◆ Task description ◆
Out of the entries that follow, copy each line containing "JSON".

◆ Data provided ◆
************
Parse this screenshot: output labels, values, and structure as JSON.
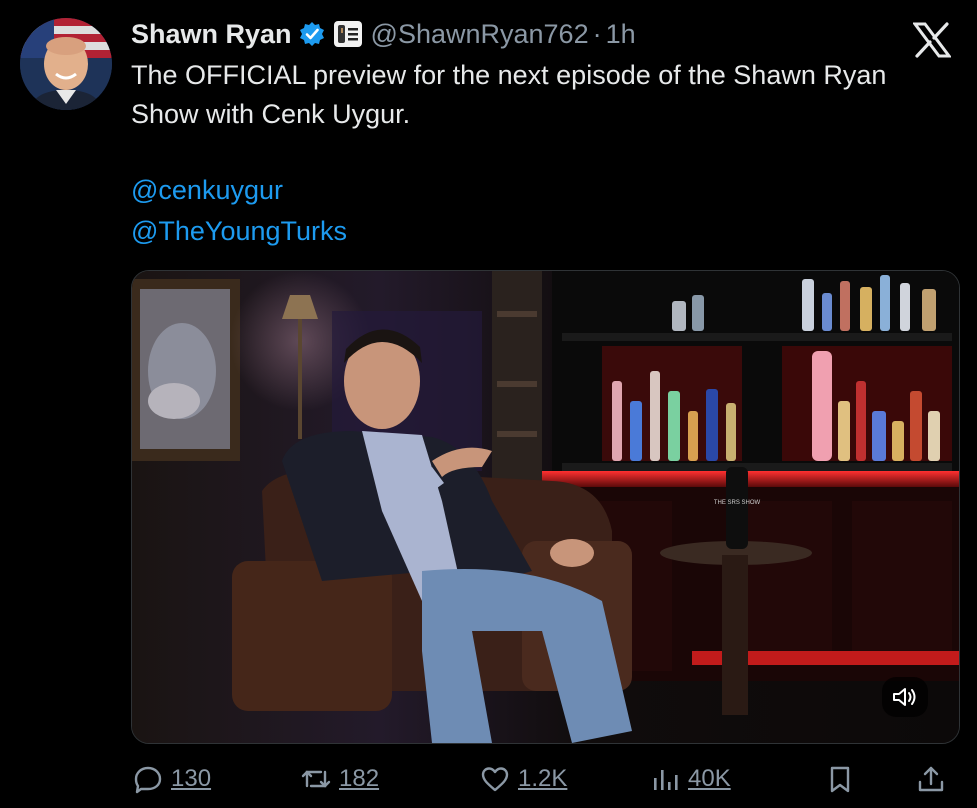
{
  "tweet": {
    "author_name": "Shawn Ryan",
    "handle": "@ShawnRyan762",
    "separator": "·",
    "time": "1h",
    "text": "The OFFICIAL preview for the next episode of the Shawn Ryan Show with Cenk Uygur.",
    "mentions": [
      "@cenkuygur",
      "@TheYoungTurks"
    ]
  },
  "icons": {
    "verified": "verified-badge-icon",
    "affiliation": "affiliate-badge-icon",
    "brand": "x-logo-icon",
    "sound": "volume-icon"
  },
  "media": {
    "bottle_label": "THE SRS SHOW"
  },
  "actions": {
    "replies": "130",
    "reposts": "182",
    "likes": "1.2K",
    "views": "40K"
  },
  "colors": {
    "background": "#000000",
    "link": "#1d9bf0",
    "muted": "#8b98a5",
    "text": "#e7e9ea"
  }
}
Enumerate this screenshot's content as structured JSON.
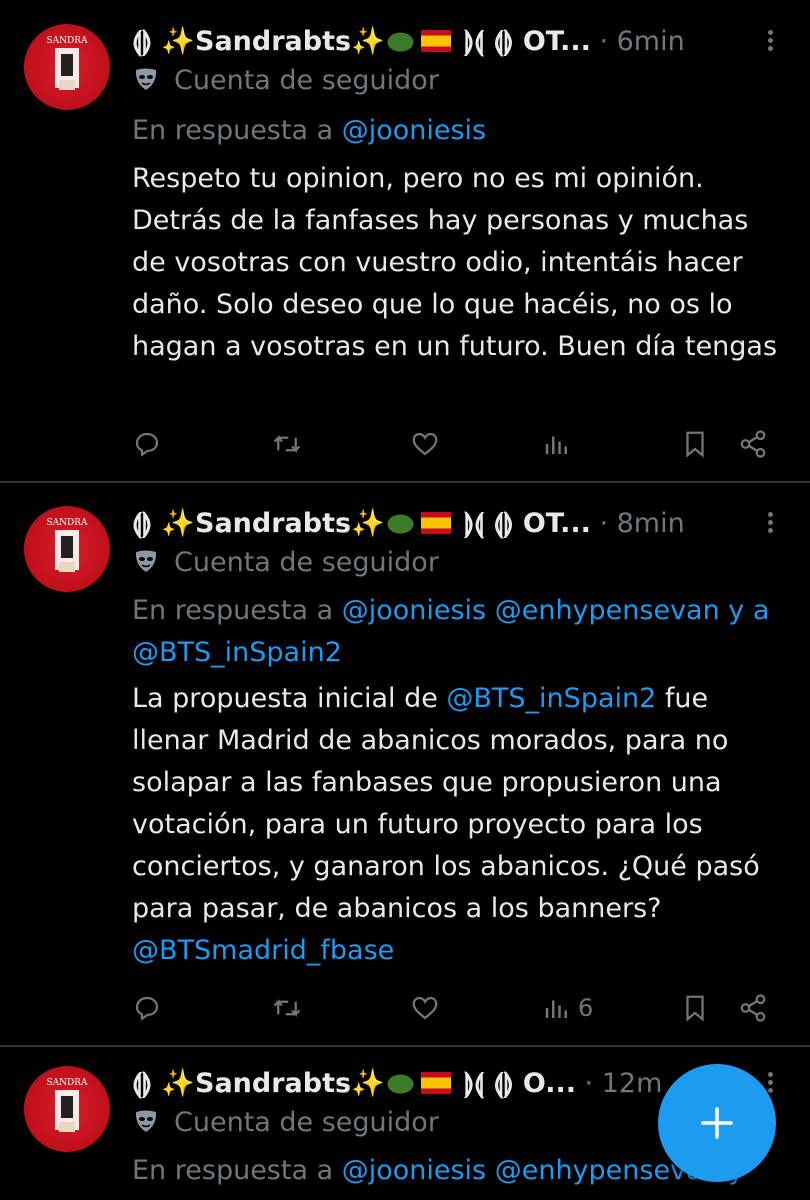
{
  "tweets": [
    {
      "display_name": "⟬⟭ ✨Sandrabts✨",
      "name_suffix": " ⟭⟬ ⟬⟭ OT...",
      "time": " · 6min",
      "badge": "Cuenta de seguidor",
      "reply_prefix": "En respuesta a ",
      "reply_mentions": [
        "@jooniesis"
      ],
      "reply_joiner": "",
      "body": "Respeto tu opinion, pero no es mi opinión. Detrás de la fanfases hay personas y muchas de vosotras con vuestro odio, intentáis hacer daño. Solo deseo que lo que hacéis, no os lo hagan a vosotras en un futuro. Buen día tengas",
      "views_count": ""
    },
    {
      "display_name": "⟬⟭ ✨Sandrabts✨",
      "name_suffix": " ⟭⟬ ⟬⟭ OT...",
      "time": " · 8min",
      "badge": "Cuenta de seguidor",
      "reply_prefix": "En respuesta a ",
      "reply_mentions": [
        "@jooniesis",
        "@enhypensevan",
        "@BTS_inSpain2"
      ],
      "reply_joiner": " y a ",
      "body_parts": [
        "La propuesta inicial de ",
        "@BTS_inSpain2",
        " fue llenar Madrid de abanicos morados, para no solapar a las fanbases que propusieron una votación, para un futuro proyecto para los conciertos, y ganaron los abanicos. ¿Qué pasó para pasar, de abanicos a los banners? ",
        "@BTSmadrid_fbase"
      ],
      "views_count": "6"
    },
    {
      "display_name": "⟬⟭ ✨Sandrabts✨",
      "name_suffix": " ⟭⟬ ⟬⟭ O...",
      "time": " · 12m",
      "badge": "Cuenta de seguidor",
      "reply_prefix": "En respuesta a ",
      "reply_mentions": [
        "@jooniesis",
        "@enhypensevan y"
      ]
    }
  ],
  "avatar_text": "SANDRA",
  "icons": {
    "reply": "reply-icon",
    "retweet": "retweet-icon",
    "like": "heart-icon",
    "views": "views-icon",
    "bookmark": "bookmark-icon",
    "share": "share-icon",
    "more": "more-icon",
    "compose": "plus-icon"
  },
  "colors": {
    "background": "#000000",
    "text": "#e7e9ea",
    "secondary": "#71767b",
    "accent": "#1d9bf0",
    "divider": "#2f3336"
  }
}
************
◆ Completed task ◆
Parse this screenshot: output labels, values, and structure as JSON.
Enumerate this screenshot's content as structured JSON.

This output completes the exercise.